[Component data from apps and pages]
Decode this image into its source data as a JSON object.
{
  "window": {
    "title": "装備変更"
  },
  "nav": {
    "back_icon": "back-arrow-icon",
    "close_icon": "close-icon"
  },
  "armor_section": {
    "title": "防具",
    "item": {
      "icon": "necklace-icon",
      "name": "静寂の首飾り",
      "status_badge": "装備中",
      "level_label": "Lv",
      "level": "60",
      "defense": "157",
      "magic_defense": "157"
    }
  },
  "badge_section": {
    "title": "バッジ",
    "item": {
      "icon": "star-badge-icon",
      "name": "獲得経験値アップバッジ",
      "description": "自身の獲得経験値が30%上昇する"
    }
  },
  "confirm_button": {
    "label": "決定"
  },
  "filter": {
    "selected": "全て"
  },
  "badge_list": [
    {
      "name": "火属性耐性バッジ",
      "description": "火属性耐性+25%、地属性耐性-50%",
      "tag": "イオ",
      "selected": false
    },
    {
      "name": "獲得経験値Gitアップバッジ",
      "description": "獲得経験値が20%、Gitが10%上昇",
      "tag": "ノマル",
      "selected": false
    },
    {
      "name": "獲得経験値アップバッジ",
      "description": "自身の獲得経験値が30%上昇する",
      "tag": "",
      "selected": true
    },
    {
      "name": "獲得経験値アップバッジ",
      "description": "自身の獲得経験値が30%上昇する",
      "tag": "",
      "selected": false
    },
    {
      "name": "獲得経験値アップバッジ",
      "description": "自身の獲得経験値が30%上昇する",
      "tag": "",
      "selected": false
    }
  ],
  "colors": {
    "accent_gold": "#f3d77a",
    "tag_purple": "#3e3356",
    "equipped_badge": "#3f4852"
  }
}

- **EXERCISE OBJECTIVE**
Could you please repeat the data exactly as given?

- **FINISHED EXERCISE**
Decode this image into its source data as a JSON object.
{
  "window": {
    "title": "装備変更"
  },
  "nav": {
    "back_icon": "back-arrow-icon",
    "close_icon": "close-icon"
  },
  "armor_section": {
    "title": "防具",
    "item": {
      "icon": "necklace-icon",
      "name": "静寂の首飾り",
      "status_badge": "装備中",
      "level_label": "Lv",
      "level": "60",
      "defense": "157",
      "magic_defense": "157"
    }
  },
  "badge_section": {
    "title": "バッジ",
    "item": {
      "icon": "star-badge-icon",
      "name": "獲得経験値アップバッジ",
      "description": "自身の獲得経験値が30%上昇する"
    }
  },
  "confirm_button": {
    "label": "決定"
  },
  "filter": {
    "selected": "全て"
  },
  "badge_list": [
    {
      "name": "火属性耐性バッジ",
      "description": "火属性耐性+25%、地属性耐性-50%",
      "tag": "イオ",
      "selected": false
    },
    {
      "name": "獲得経験値Gitアップバッジ",
      "description": "獲得経験値が20%、Gitが10%上昇",
      "tag": "ノマル",
      "selected": false
    },
    {
      "name": "獲得経験値アップバッジ",
      "description": "自身の獲得経験値が30%上昇する",
      "tag": "",
      "selected": true
    },
    {
      "name": "獲得経験値アップバッジ",
      "description": "自身の獲得経験値が30%上昇する",
      "tag": "",
      "selected": false
    },
    {
      "name": "獲得経験値アップバッジ",
      "description": "自身の獲得経験値が30%上昇する",
      "tag": "",
      "selected": false
    }
  ],
  "colors": {
    "accent_gold": "#f3d77a",
    "tag_purple": "#3e3356",
    "equipped_badge": "#3f4852"
  }
}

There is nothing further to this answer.